Important disclaimer: I am a librarian with a background in the humanities, not a programmer, data person, or statistician. Please speak slowly and clearly without a lot of jargon so I can understand your reply.
Some colleagues and I are writing a chapter for a book on community college library assessment. We looked at the relationship between in-class library instruction and student retention and used R for our statistical analysis. I am trying to clean up the R code and make it sort of plug-and-play so we can share it and our data for other librarians to do similar analysis on data from their institutions and/or refine our methodology.
I see some information about licensing “software,” “packages,” “analysis code,” and “repos,” but I’m not sure exactly what all these designations mean or what category the code we’ve created falls under.

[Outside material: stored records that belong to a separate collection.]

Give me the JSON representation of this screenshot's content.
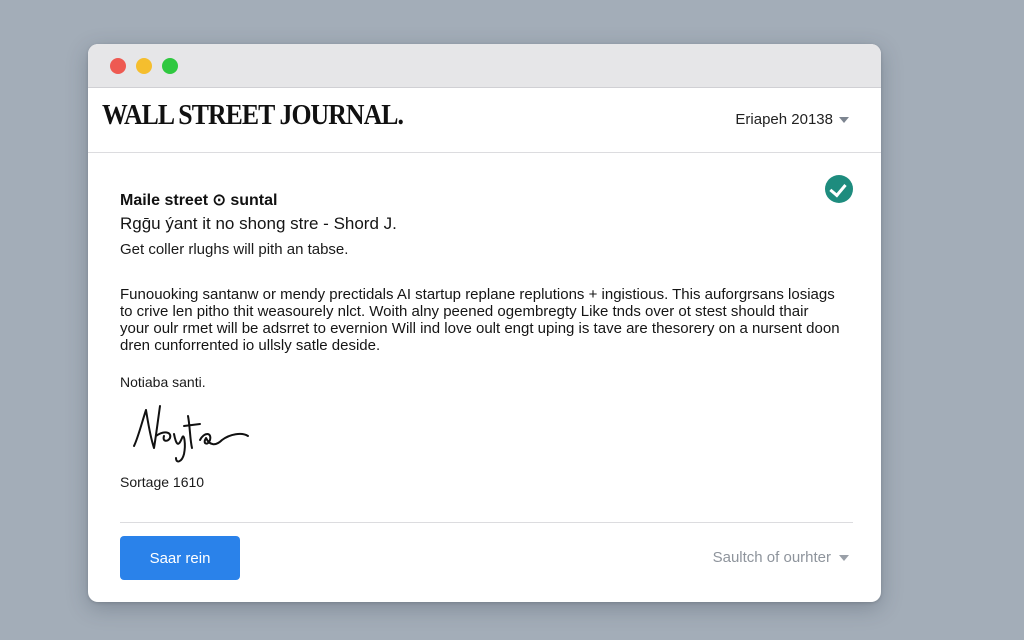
{
  "window": {
    "traffic_lights": [
      "close",
      "minimize",
      "maximize"
    ]
  },
  "header": {
    "masthead": "WALL STREET JOURNAL.",
    "edition_selector": "Eriapeh 20138"
  },
  "message": {
    "sender": "Maile street ⊙ suntal",
    "subject": "Rgḡu ýant it no shong stre - Shord J.",
    "preview": "Get coller rlughs will pith an tabse.",
    "body": "Funouoking santanw or mendy prectidals AI startup replane replutions + ingistious. This auforgrsans losiags to crive len pitho thit weasourely nlct. Woith alny peened ogembregty Like tnds over ot stest should thair your oulr rmet will be adsrret to evernion Will ind love oult engt uping is tave are thesorery on a nursent doon dren cunforrented io ullsly satle deside.",
    "signoff": "Notiaba santi.",
    "signature_text": "Neyta",
    "signature_date": "Sortage 1610",
    "verified_icon": "check-circle-icon"
  },
  "footer": {
    "primary_button": "Saar rein",
    "switch_dropdown": "Saultch of ourhter"
  },
  "colors": {
    "desktop": "#a3adb8",
    "primary_button": "#2a82ea",
    "verified_badge": "#1e8c7e"
  }
}
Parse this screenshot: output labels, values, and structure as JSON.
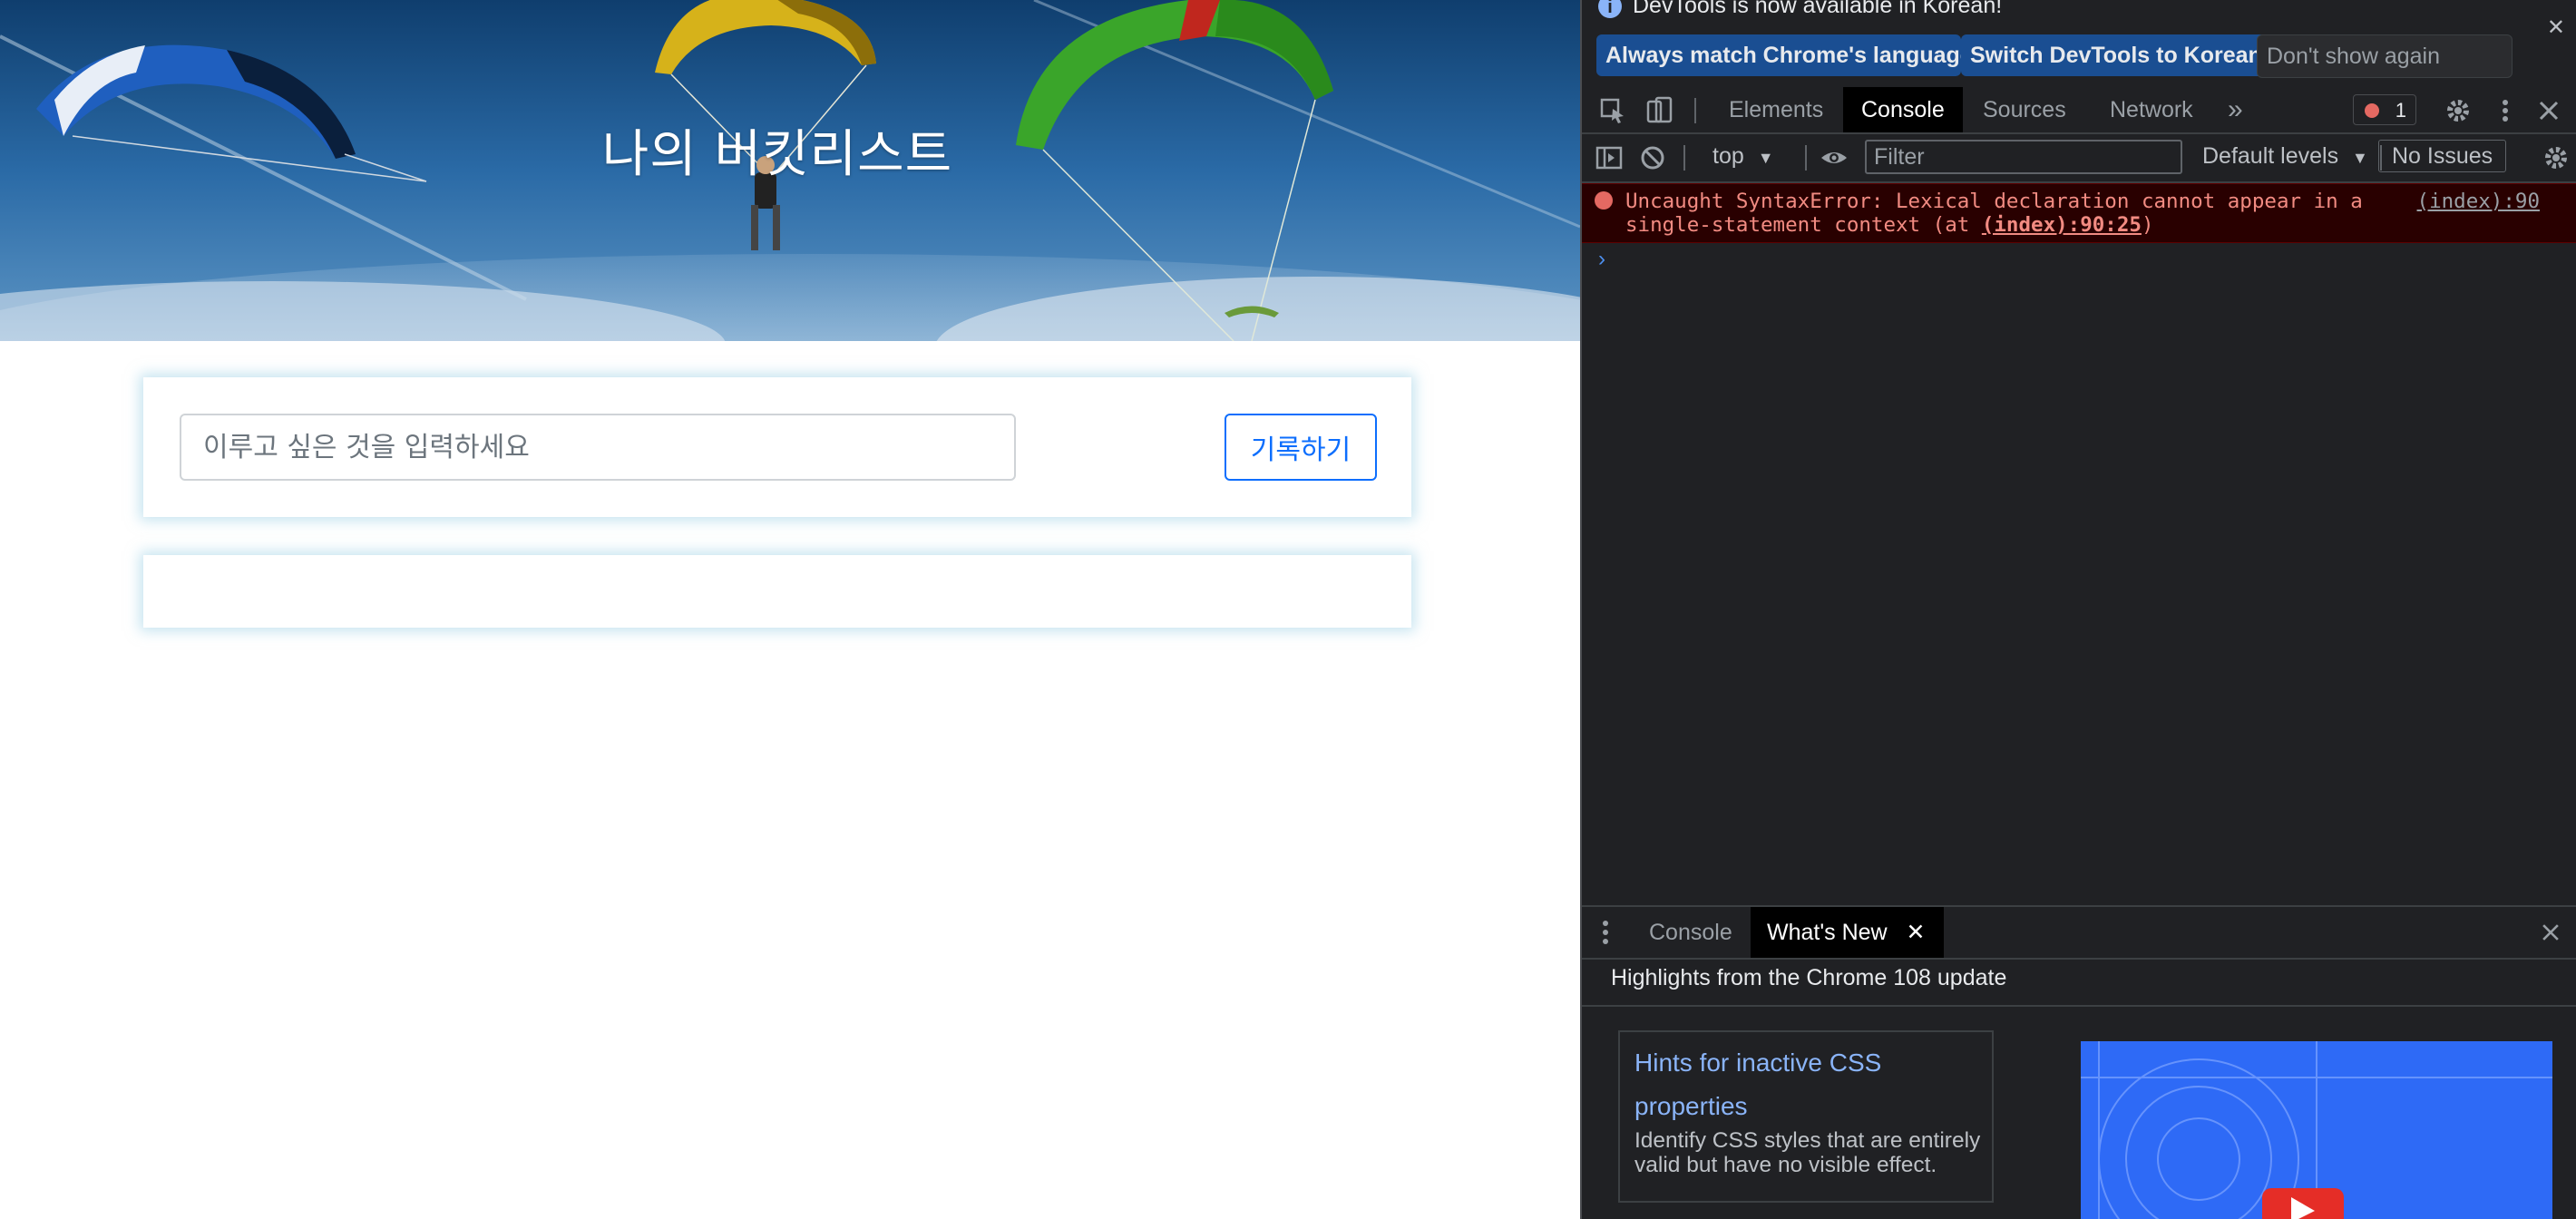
{
  "page": {
    "hero_title": "나의 버킷리스트",
    "goal_placeholder": "이루고 싶은 것을 입력하세요",
    "save_label": "기록하기"
  },
  "devtools": {
    "infobar": {
      "message": "DevTools is now available in Korean!",
      "btn_match": "Always match Chrome's language",
      "btn_switch": "Switch DevTools to Korean",
      "btn_dont": "Don't show again"
    },
    "tabs": [
      "Elements",
      "Console",
      "Sources",
      "Network"
    ],
    "overflow_glyph": "»",
    "error_count": "1",
    "toolbar": {
      "context": "top",
      "filter_placeholder": "Filter",
      "levels": "Default levels",
      "issues": "No Issues"
    },
    "console": {
      "error_line1": "Uncaught SyntaxError: Lexical declaration cannot appear in a",
      "error_line2_prefix": "single-statement context (at ",
      "error_link": "(index):90:25",
      "error_line2_suffix": ")",
      "error_source": "(index):90",
      "prompt_glyph": "›"
    },
    "drawer": {
      "tab_console": "Console",
      "tab_whats_new": "What's New",
      "heading": "Highlights from the Chrome 108 update",
      "card_title": "Hints for inactive CSS properties",
      "card_desc": "Identify CSS styles that are entirely valid but have no visible effect."
    }
  },
  "colors": {
    "accent_blue": "#0d6efd",
    "card_glow": "#98cde4",
    "devtools_bg": "#202124",
    "error_text": "#f28b82",
    "link_blue": "#8ab4f8"
  }
}
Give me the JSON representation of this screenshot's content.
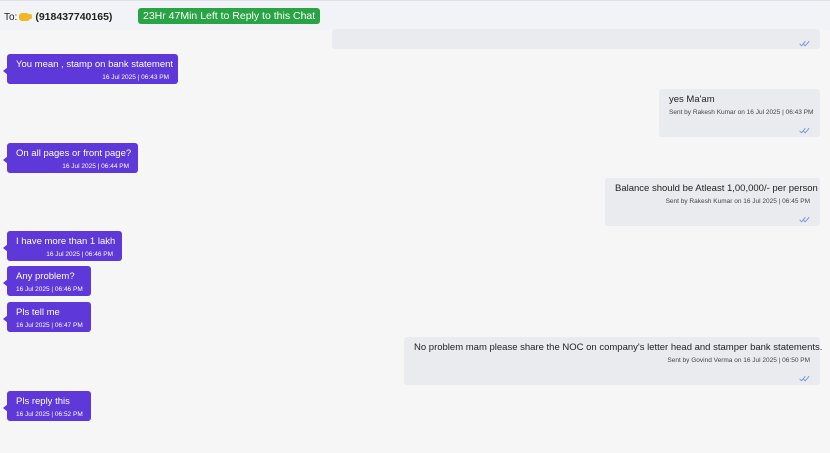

Basically, we used RStudio and some existing packages (fmsb, readxl, and svDialogs) to make a little file of code (file suffix is .R) that can be used to duplicate our analysis by other non-experts like us.
I think this is probably either “analysis code” or a “repo,” but again, not sure exactly what those mean. Then, are these things considered “software” and therefore not eligible for Creative Commons Licensing? I think we are going to license the rest of our info (directions and datasets) under CC-BY-SA, which seems like it could potentially be compatible with software licensing.
Do I need to find out what license R, RStudio, and all the packages we used are under and emulate that? My directions require the user to download and install R and RStudio, and then the code causes the user to find, download, install, and load the packages, so does that mean that I am “distributing” them?
In summary, at this point it seems like I need to choose between CC-BY-SA and GPLv3. Also, I am seeing some people say that the license should be written into the code. Would this also apply in my case, or should I just state the license in the README file?
Does anyone have suggestions or input on this? Thanks for any advice you can share!